Various properties of the drilling fluids are measured as an indication of the performance of the mud in the hole. Methods for measurement of these properties are stated in API RP 13B “Recommended Practice on Standard Procedure for Testing Drilling Fluids” (Check Also WBM Testing Procedure – OBM Testing Procedure). These procedures are revised and extended periodically as new tests gain acceptance. Tests of WBM or OBM commonly made are:
- Density Or Mud Weight
- Plastic Viscosity
- Yield Point In drilling mud
- Drilling fluid gel strength
- Sand Content
- The Solids, Oil, And Water Content
Density Or Mud Weight

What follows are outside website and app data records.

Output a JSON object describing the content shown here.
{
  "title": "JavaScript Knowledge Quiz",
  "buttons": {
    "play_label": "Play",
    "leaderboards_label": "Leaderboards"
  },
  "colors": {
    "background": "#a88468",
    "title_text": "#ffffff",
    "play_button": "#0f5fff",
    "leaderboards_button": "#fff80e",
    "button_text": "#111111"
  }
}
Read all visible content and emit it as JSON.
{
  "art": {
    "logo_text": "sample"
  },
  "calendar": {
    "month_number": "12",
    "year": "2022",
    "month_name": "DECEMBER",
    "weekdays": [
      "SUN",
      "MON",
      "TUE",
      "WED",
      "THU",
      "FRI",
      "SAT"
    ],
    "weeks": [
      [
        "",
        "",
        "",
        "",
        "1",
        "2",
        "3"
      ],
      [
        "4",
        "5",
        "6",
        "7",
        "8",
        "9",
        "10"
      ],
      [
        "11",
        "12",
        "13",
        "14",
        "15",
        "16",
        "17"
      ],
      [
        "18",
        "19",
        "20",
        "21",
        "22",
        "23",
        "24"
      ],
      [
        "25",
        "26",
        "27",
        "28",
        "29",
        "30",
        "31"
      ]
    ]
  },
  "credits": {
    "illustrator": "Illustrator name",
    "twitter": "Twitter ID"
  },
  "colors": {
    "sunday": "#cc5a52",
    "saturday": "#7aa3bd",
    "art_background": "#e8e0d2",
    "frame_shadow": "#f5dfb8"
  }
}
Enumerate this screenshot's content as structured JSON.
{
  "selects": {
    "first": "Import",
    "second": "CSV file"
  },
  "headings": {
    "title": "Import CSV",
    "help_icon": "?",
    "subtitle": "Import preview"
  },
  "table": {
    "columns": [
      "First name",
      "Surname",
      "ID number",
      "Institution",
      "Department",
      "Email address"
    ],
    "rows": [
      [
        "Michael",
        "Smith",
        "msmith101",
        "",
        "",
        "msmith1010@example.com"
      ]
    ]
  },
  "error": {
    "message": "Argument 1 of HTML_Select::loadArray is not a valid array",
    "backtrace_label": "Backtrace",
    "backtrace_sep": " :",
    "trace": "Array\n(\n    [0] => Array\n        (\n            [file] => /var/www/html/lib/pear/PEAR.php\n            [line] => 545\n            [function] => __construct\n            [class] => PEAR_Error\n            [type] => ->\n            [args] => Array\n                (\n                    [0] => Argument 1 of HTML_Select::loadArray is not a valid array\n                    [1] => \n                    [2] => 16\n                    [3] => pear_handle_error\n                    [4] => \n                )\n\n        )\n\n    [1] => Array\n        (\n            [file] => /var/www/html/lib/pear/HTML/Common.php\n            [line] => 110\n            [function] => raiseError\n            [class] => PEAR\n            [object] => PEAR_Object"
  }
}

Density Or Mud Weight affords a measure of the hydrostatic pressure of the mud column. When mud weight is reported as pounds per square inch per thousand feet, the pressure at any depth is easily calculated. Density is also reported in pounds per gallon, specific gravity, and per cubic foot. (Check also: Mud Balance Test Procedure)
Viscosity Properties Of Drilling Mud
Viscosity is a measure of the internal resistance of a drilling fluid. This internal resistance, or inertia, results from the attractions of molecules in a liquid and is a measure of the combined effects of these attractions and the natural cohesion of suspended particles. The greater the internal resistance, the greater the viscosity.
Generally, the Marsh Funnel tool determines “Funnel Viscosity”, which refers to the amount of time it takes for a fluid to flow 1 quart of fluid through the calibrated orifice at the end of the funnel. (Check also: Marsh Funnel Test Procedure)
To measure significant rheological properties of drilling mud, one can use a direct-indication viscometer, which operates at shear rates of 600 and 300 RPMs. (Check also: Viscometer Test Procedure)
Plastic Viscosity is defined as the 600 RPM shear stress reading minus the 300 RPM shear stress reading. The Plastic Viscosity depends mainly on the friction between solids and the liquid. Plastic Viscosity is also somewhat representative of high shear rate viscosities encountered at the drill bit.
The yield Point is the 300 RPM shear stress reading minus the Plastic Viscosity. The yield Point measures the attractive forces between active clay particles in the mud under flowing conditions. It is also a measure of the hole-cleaning capabilities of mud.
Gel Strength Properties Of Drilling Mud
Typically, the gel Strength measures the attractive forces of suspended particles in a liquid when that liquid is in a static state. Gel strength is reported in lb/100 sq ft. The gel strength influences the surge and swabbing effects of the drilling fluids when tripping with the drill string, the pressure required to break circulation, the ease of gas release, and the setting of suspended particles in the pits. The direct indicating viscometer measures relative gel strength properties. In addition, mud engineer will report them as 10-second and 10-minute gels.
Filtration Properties Of Drilling Fluid
The filtration test (HPHT Filtration Test– API Filtration Test) is a relative measure of liquid filtered into a permeable formation and of the cake left on the formation. The condition of the mud and the type of solids in the mud influence filtration. There are two standard filtration tests. One is at ambient temperature and 100 psi, and the other at 300°F and 500 psi. The high-temperature-high-pressure test should preferably run under actual bottom hole temperatures and differential pressures in the wellbore.
Sand Content is one of the drilling fluid properties measured because sand is abrasive to the equipment that comes in contact with the mud, and sand may cause trouble by setting in the hole or increasing the mud weight. (Check also: Sand Content Test)
Solids, Oil, And Water Content
Measuring Solids, Oil, and Water Content is important not only for controlling the oil content of emulsion mud but also for monitoring the performance of the mud. The amount of solids in the mud affects its drilling performance and flow properties, so it is crucial to have proper solids control for optimal mud performance.